9 Basic Interaction Design Principles 1. Clearly communicate your point of view 2. Be consistent throughout the entire user experience 3. Match user expectations with past experience 4. Focus on the primary task and provide an obvious, logical path to accomplish It 5. Elevate the most important elements (use hierarchy, contrast, color, depth) 6. Give clear and consistent feedback to user interactions 7. Carefully consider your copy (written word) 8. Consider the context (where and when) of use 9. Consider the entire experience above the individual interactionsResources For Interaction Map Deliverable Mobile Design Patterns: http://mobile-patterns.com/ http://www.mobilepatterns.com/ http://pttrns.com/ http://www.lovelyui.com/ Design Elements: (templates, buttons, icons, etc) For Keynote: http://www.raizlabs.com/2011/06/wireframe-toolkit-for-keynote-and-powerpoint/ http://keynotopia.com/iphone-prototyping/ (scroll to bottom for low-res templates) For Illustrator: http://www.teehanlax.com/downloads/iphone-sketch-elements-a/ Game Mechanics (hint, hint...) http://www.ted.com/talks/jesse_schell_when_games_invade_real_life.html http://techcrunch.com/2010/08/25/scvngr-game-mechanics/ http://www.etc.cmu.edu/etcpress/content/15-games-15-years-stone-librandeAdvice For Success - Do several cycles. Most iterations wins! - Consider using simple game mechanics to help guide your interactions (see resources above) - Find a successful mobile and deconstruct it for inspiration and learning - Beg, borrow and steal resources, images, tools, icons, buttons, graphics etc, - Scope your app for the learning goals of the assignment... aka: KEEP IT SIMPLE!
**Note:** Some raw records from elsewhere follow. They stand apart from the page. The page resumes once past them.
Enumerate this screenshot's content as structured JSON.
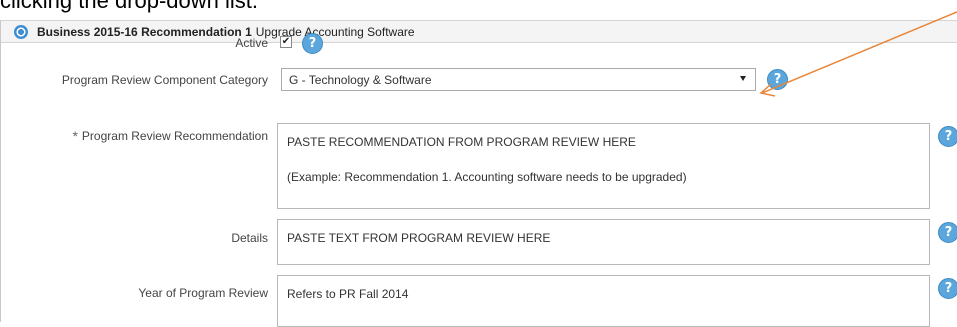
{
  "caption": "clicking the drop-down list.",
  "panel": {
    "title_bold": "Business 2015-16 Recommendation 1",
    "title_rest": "Upgrade Accounting Software"
  },
  "form": {
    "active": {
      "label": "Active",
      "checked": true,
      "check_glyph": "✔"
    },
    "category": {
      "label": "Program Review Component Category",
      "value": "G - Technology & Software"
    },
    "recommendation": {
      "required_mark": "*",
      "label": "Program Review Recommendation",
      "line1": "PASTE RECOMMENDATION FROM PROGRAM REVIEW HERE",
      "line2": "(Example: Recommendation 1. Accounting software needs to be upgraded)"
    },
    "details": {
      "label": "Details",
      "value": "PASTE TEXT FROM PROGRAM REVIEW HERE"
    },
    "year": {
      "label": "Year of Program Review",
      "value": "Refers to PR Fall 2014"
    }
  },
  "help_glyph": "?",
  "colors": {
    "help_blue": "#5ba7dd",
    "annotation_arrow": "#e8863a",
    "header_icon": "#3b8ed1"
  }
}
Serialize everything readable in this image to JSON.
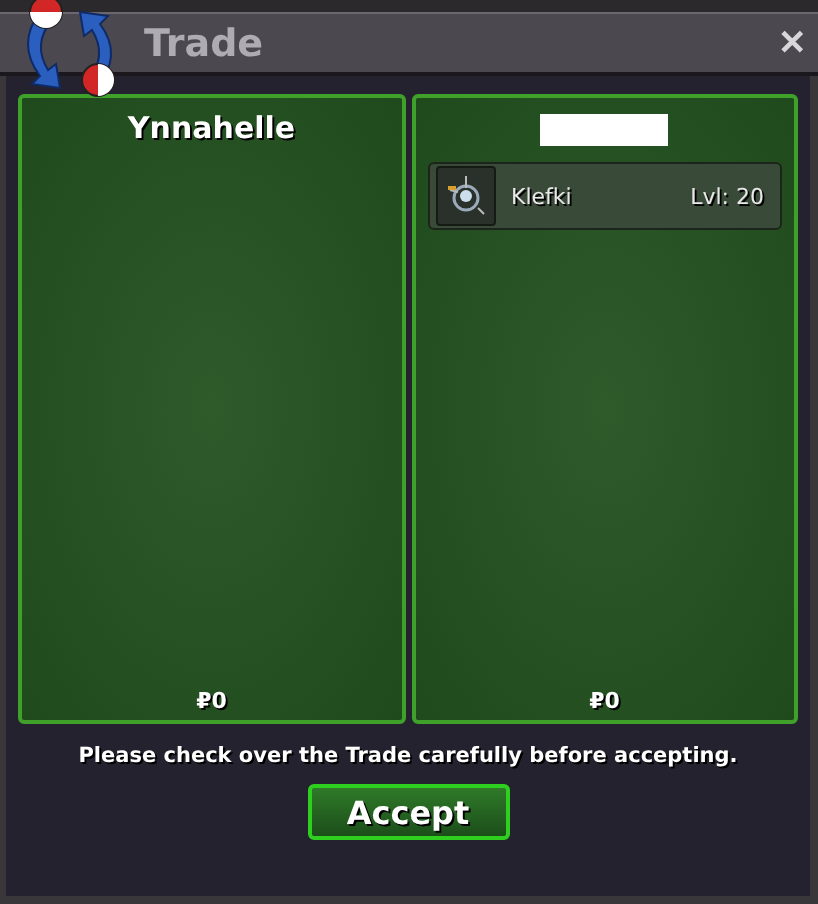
{
  "window": {
    "title": "Trade",
    "close": "✕"
  },
  "panels": [
    {
      "player": {
        "kind": "name",
        "name": "Ynnahelle"
      },
      "money": "₽0"
    },
    {
      "player": {
        "kind": "redacted"
      },
      "items": [
        {
          "name": "Klefki",
          "level": "Lvl: 20"
        }
      ],
      "money": "₽0"
    }
  ],
  "notice": "Please check over the Trade carefully before accepting.",
  "accept_button": "Accept"
}
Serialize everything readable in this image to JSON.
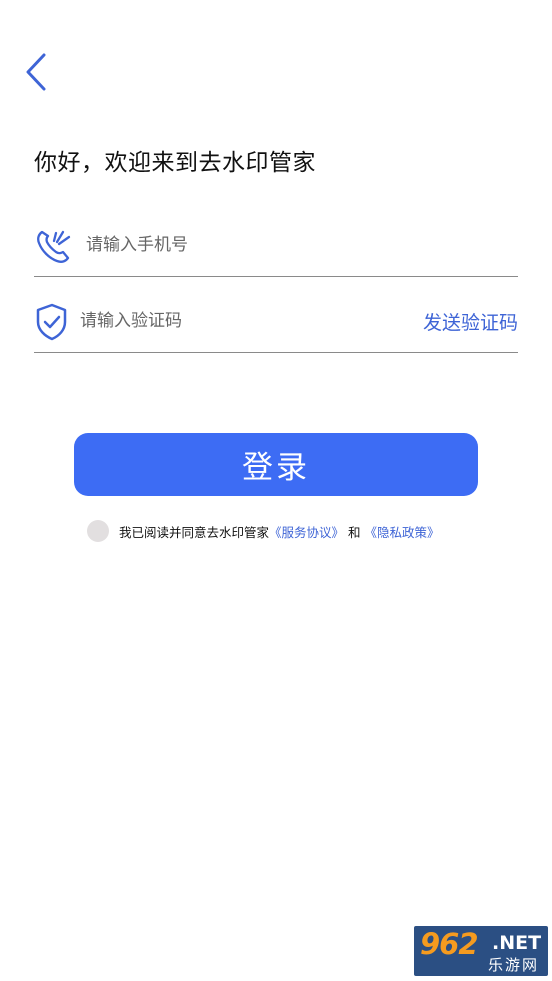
{
  "header": {
    "back_icon": "chevron-left-icon",
    "greeting": "你好，欢迎来到去水印管家"
  },
  "form": {
    "phone": {
      "icon": "phone-icon",
      "placeholder": "请输入手机号",
      "value": ""
    },
    "code": {
      "icon": "shield-check-icon",
      "placeholder": "请输入验证码",
      "value": "",
      "send_label": "发送验证码"
    },
    "login_label": "登录"
  },
  "agreement": {
    "checked": false,
    "prefix": "我已阅读并同意去水印管家",
    "service_link": "《服务协议》",
    "conjunction": "和",
    "privacy_link": "《隐私政策》"
  },
  "watermark": {
    "number": "962",
    "domain": ".NET",
    "name": "乐游网"
  },
  "colors": {
    "accent": "#3d6cf4",
    "link": "#3e64d6",
    "text": "#111111",
    "divider": "#8a8a8a"
  }
}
Appendix: Nike+ App Example http://www.ioveva.com/index.php?/client/nike-gps-app/ Image Credits: Mario Ioveva